  1. when to issue a DHCP letter;
  2. what type of information should be included in the letter;
  3. how to organize that information so that it is communicated effectively to health care providers; and
  4. which formatting techniques make the information more accessible.

The guidance fleshes out the circumstances that require the issuance of one of three types of DHCP letters described in FDA regulations (21 CFR 200.5). The guidance also provides a model letter for each of the three types of letters described in the regulations, as well as the appropriate content and format. This table summarizes the three types of DHCP letters, and the recommended use, content, and format for each one.

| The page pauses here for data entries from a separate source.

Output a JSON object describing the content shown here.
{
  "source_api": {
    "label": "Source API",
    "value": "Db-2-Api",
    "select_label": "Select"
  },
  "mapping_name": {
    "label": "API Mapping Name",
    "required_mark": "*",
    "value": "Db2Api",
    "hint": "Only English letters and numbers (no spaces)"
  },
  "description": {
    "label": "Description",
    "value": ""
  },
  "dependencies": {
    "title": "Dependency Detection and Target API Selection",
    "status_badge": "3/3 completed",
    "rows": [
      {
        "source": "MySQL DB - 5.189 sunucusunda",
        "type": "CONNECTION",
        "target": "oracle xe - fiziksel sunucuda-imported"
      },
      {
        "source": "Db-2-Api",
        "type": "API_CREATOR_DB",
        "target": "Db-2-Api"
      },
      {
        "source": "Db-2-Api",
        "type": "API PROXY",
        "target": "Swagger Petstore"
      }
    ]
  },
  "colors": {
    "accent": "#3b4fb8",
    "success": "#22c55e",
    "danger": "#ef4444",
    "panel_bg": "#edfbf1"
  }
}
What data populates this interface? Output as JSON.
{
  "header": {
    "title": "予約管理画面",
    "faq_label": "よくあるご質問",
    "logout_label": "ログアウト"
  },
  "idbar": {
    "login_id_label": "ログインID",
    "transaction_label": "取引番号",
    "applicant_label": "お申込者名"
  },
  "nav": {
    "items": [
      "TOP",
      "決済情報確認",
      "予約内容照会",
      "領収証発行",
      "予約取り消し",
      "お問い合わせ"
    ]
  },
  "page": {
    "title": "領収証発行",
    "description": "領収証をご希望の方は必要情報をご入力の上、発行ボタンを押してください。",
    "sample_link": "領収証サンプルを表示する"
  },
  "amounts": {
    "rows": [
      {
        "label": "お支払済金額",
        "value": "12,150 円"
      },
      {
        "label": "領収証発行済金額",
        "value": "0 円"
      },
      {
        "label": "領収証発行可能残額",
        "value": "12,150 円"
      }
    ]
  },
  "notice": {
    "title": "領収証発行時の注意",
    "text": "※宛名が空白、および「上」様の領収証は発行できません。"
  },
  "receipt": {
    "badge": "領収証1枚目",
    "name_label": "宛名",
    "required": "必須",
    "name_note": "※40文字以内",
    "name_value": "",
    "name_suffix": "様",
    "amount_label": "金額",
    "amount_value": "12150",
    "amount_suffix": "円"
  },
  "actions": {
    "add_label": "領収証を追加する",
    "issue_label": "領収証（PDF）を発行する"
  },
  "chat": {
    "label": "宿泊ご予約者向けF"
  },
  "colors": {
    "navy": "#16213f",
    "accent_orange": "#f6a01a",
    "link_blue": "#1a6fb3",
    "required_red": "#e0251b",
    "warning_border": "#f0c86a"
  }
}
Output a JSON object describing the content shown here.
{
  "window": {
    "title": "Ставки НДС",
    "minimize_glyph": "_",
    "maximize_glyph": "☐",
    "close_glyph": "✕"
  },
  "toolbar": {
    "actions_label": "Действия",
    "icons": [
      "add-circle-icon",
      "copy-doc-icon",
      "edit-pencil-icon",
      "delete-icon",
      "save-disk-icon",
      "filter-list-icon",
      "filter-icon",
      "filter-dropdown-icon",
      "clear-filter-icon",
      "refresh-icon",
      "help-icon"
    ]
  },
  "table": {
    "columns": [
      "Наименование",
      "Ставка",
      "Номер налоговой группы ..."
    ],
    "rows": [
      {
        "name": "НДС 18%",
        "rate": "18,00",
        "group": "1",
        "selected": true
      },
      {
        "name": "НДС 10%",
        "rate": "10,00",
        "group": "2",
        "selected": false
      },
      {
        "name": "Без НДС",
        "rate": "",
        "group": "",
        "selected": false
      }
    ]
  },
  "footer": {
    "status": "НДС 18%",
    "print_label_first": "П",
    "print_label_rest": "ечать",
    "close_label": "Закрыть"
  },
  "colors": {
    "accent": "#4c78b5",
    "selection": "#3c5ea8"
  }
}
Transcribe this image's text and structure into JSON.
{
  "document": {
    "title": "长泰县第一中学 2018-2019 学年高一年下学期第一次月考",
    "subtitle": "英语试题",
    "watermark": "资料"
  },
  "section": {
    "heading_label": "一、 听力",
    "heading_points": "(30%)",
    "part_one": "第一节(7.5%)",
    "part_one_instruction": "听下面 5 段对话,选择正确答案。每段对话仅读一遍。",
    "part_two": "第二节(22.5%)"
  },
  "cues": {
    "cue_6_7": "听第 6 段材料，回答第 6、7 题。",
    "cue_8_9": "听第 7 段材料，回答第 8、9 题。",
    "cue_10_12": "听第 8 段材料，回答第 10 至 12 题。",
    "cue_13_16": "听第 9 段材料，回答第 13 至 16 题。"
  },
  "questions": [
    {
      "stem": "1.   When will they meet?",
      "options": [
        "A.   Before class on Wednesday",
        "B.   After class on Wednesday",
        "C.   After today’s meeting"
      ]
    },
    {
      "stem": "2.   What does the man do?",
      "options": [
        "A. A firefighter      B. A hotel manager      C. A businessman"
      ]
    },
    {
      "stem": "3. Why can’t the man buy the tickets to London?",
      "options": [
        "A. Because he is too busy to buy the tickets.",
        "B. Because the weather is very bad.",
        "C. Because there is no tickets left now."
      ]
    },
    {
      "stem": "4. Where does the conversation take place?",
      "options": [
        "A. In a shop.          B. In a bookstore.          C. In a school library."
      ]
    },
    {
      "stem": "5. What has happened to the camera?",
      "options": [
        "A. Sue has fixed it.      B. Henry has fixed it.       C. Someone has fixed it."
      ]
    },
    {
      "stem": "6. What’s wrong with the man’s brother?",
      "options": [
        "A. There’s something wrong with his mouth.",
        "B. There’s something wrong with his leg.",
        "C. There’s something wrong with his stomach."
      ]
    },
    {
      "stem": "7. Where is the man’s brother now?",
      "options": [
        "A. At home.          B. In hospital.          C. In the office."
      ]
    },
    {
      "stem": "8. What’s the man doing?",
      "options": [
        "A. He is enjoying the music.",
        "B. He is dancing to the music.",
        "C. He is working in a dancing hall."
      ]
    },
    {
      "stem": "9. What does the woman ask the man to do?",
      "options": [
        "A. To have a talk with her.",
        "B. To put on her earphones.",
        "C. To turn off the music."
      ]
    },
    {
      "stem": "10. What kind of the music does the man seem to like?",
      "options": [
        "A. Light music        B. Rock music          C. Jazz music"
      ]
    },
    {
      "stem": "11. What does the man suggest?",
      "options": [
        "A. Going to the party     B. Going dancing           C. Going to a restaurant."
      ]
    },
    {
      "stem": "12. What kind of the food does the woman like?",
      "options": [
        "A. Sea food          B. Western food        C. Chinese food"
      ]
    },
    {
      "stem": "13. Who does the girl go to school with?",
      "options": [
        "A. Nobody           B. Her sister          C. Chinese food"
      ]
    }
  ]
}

In addition to providing detailed guidance on the content that should be included, FDA instructed that a DHCP letter should be limited to two pages and should not include detail or other information that would divert attention from the more important information. The guidance provides the following examples of unnecessary information: market information about the drug, extensive details about the design of a clinical study, information about a safety review panel, plans to investigate the problem (if not specifically related to safety), and promotional language or claims.